What you need to do =>
Restate all of the entries exactly, each line as it stands.

---

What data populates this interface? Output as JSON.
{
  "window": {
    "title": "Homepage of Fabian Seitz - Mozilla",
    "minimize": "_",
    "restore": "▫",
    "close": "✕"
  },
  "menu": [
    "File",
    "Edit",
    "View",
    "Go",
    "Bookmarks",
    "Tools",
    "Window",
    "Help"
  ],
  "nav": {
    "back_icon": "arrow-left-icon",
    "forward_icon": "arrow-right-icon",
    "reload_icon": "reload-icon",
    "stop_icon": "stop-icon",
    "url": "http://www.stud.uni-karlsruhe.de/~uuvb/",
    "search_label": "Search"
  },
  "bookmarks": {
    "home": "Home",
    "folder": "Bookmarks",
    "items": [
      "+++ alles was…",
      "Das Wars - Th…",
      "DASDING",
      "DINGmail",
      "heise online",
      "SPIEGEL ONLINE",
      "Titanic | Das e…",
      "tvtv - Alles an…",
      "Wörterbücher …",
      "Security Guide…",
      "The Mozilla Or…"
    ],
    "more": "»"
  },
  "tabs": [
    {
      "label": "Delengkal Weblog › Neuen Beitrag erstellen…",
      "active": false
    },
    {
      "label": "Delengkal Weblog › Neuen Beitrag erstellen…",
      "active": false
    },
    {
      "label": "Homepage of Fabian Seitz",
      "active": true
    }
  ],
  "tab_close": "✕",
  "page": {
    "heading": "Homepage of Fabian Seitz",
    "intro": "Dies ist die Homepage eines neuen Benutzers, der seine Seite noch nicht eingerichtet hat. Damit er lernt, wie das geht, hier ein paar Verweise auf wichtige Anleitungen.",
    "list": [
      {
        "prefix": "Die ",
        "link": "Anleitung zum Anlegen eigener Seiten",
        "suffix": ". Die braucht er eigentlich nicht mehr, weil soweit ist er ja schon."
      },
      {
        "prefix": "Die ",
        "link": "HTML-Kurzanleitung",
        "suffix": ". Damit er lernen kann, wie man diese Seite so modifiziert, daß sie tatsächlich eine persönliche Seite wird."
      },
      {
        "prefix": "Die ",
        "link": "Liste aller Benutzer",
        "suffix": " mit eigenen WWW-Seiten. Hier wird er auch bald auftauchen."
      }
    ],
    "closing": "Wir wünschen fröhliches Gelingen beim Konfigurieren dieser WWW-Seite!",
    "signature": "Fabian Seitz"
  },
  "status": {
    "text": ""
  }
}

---

Your solution =>
What data populates this interface? Output as JSON.
{
  "window": {
    "title": "Homepage of Fabian Seitz - Mozilla",
    "minimize": "_",
    "restore": "▫",
    "close": "✕"
  },
  "menu": [
    "File",
    "Edit",
    "View",
    "Go",
    "Bookmarks",
    "Tools",
    "Window",
    "Help"
  ],
  "nav": {
    "back_icon": "arrow-left-icon",
    "forward_icon": "arrow-right-icon",
    "reload_icon": "reload-icon",
    "stop_icon": "stop-icon",
    "url": "http://www.stud.uni-karlsruhe.de/~uuvb/",
    "search_label": "Search"
  },
  "bookmarks": {
    "home": "Home",
    "folder": "Bookmarks",
    "items": [
      "+++ alles was…",
      "Das Wars - Th…",
      "DASDING",
      "DINGmail",
      "heise online",
      "SPIEGEL ONLINE",
      "Titanic | Das e…",
      "tvtv - Alles an…",
      "Wörterbücher …",
      "Security Guide…",
      "The Mozilla Or…"
    ],
    "more": "»"
  },
  "tabs": [
    {
      "label": "Delengkal Weblog › Neuen Beitrag erstellen…",
      "active": false
    },
    {
      "label": "Delengkal Weblog › Neuen Beitrag erstellen…",
      "active": false
    },
    {
      "label": "Homepage of Fabian Seitz",
      "active": true
    }
  ],
  "tab_close": "✕",
  "page": {
    "heading": "Homepage of Fabian Seitz",
    "intro": "Dies ist die Homepage eines neuen Benutzers, der seine Seite noch nicht eingerichtet hat. Damit er lernt, wie das geht, hier ein paar Verweise auf wichtige Anleitungen.",
    "list": [
      {
        "prefix": "Die ",
        "link": "Anleitung zum Anlegen eigener Seiten",
        "suffix": ". Die braucht er eigentlich nicht mehr, weil soweit ist er ja schon."
      },
      {
        "prefix": "Die ",
        "link": "HTML-Kurzanleitung",
        "suffix": ". Damit er lernen kann, wie man diese Seite so modifiziert, daß sie tatsächlich eine persönliche Seite wird."
      },
      {
        "prefix": "Die ",
        "link": "Liste aller Benutzer",
        "suffix": " mit eigenen WWW-Seiten. Hier wird er auch bald auftauchen."
      }
    ],
    "closing": "Wir wünschen fröhliches Gelingen beim Konfigurieren dieser WWW-Seite!",
    "signature": "Fabian Seitz"
  },
  "status": {
    "text": ""
  }
}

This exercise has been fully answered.